## EXERCISE MATERIAL
○ ○ ○ ○
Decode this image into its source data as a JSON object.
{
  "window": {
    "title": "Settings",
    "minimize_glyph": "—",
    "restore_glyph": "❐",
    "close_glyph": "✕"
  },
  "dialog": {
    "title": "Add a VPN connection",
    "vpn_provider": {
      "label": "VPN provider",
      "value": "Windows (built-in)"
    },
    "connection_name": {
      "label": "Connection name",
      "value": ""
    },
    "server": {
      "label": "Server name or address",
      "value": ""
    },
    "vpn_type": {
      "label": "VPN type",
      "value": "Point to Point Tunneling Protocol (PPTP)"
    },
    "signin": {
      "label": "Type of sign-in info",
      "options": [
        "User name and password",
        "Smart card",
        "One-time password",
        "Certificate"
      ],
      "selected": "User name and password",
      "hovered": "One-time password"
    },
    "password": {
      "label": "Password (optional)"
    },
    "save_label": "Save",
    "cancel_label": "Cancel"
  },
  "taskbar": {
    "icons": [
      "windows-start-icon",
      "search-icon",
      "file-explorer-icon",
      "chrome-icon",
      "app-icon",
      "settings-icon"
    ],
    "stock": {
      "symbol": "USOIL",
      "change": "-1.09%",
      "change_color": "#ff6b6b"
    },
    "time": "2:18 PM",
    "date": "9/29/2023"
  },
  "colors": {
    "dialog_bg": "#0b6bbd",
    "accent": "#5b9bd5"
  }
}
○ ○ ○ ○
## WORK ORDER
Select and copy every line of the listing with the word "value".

## SOLUTION TO THIS TASK
      "value": "Windows (built-in)"
      "value": ""
      "value": ""
      "value": "Point to Point Tunneling Protocol (PPTP)"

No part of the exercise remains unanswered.